■ **Task data**

- Opening Delimiter -

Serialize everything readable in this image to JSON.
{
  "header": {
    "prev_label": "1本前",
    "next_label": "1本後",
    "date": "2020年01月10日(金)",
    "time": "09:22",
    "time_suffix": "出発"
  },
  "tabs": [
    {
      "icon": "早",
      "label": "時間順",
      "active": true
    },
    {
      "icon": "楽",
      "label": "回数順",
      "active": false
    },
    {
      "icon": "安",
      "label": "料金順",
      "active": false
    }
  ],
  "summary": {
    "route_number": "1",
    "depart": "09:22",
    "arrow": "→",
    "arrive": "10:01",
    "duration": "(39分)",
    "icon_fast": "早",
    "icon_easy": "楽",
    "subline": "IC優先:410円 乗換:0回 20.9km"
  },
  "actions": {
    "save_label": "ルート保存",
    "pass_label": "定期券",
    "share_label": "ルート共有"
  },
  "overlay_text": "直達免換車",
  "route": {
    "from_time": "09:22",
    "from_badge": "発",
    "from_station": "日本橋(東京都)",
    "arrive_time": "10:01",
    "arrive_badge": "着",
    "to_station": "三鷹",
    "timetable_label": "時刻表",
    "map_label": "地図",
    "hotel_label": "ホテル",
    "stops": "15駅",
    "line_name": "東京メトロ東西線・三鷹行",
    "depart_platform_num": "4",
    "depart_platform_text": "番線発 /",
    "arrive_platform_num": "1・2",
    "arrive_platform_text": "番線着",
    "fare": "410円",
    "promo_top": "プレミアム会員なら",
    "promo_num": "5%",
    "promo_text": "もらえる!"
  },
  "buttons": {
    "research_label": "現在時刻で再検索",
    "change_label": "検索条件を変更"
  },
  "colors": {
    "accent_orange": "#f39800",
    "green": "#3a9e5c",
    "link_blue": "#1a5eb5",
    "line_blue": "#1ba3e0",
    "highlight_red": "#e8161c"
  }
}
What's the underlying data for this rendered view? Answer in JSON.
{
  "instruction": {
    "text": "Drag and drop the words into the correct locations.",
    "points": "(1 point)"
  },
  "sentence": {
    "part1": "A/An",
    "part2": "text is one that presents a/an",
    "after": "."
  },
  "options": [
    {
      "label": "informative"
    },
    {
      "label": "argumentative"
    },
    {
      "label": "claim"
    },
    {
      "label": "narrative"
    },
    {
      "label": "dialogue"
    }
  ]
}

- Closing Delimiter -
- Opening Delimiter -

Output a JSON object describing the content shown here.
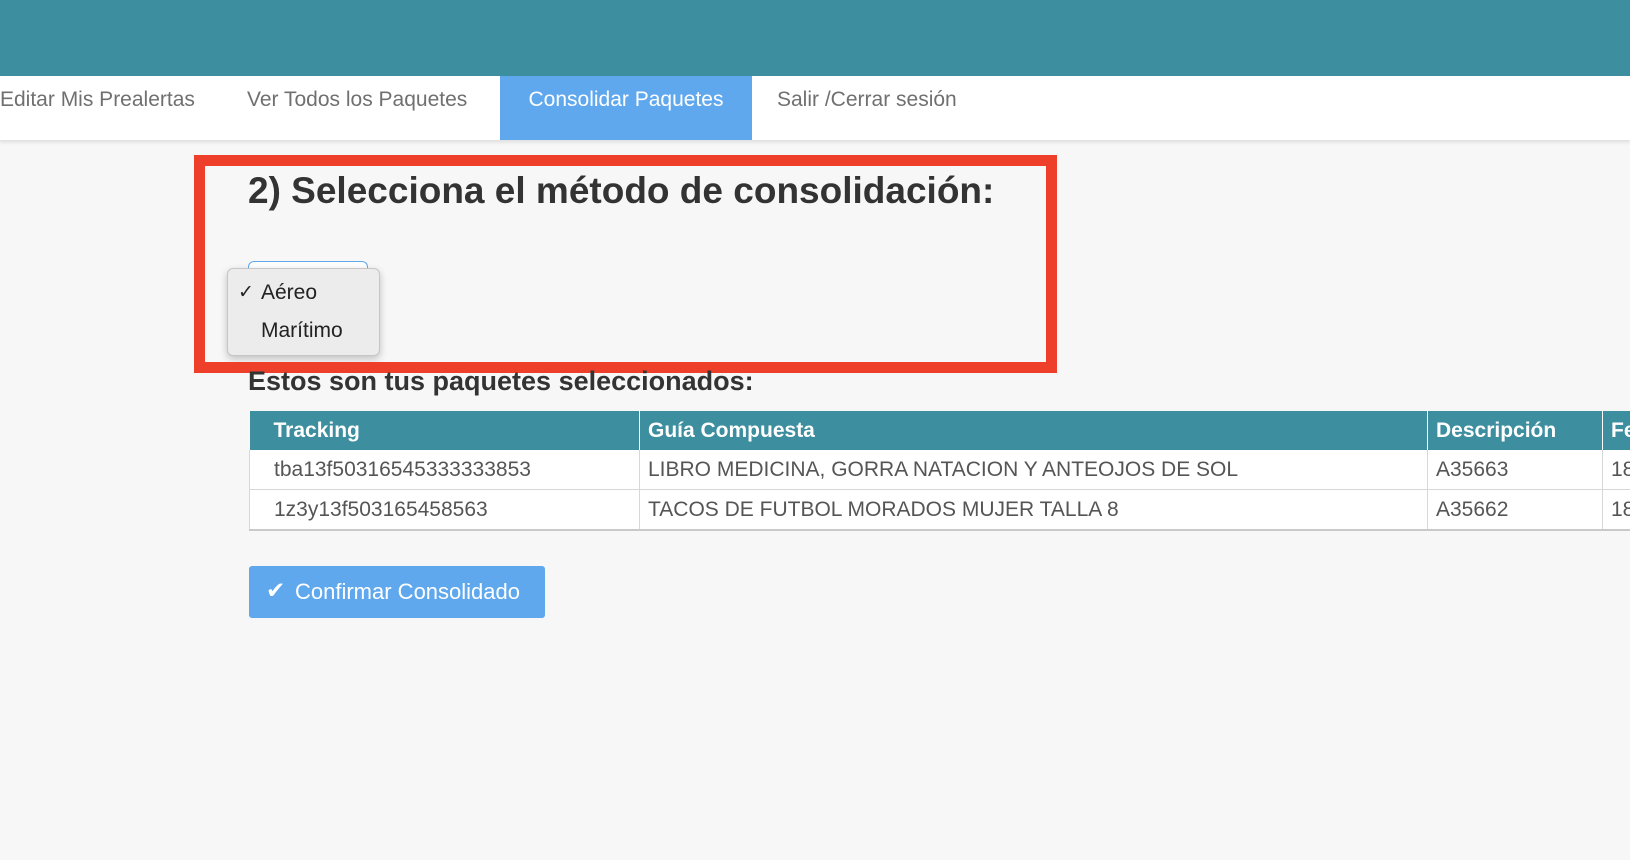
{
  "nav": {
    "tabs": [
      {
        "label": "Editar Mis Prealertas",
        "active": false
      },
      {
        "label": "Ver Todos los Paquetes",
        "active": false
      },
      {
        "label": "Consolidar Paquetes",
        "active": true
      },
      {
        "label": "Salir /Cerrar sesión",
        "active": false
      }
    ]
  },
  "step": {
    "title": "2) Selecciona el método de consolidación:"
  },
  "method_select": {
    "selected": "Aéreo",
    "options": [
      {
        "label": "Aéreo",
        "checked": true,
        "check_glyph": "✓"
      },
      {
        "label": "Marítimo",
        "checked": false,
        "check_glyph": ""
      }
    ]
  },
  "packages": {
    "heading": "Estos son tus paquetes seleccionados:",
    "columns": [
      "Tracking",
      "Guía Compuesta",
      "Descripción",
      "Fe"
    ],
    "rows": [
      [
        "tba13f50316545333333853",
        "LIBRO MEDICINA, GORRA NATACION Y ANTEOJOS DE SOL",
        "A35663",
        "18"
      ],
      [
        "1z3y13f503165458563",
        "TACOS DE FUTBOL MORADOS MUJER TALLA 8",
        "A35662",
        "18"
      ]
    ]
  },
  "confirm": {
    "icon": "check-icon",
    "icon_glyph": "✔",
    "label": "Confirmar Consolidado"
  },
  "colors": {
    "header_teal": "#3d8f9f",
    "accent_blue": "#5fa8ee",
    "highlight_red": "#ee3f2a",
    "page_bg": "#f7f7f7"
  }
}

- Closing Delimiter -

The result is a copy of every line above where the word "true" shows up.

      "active": true
        "active": true
        "checked": true,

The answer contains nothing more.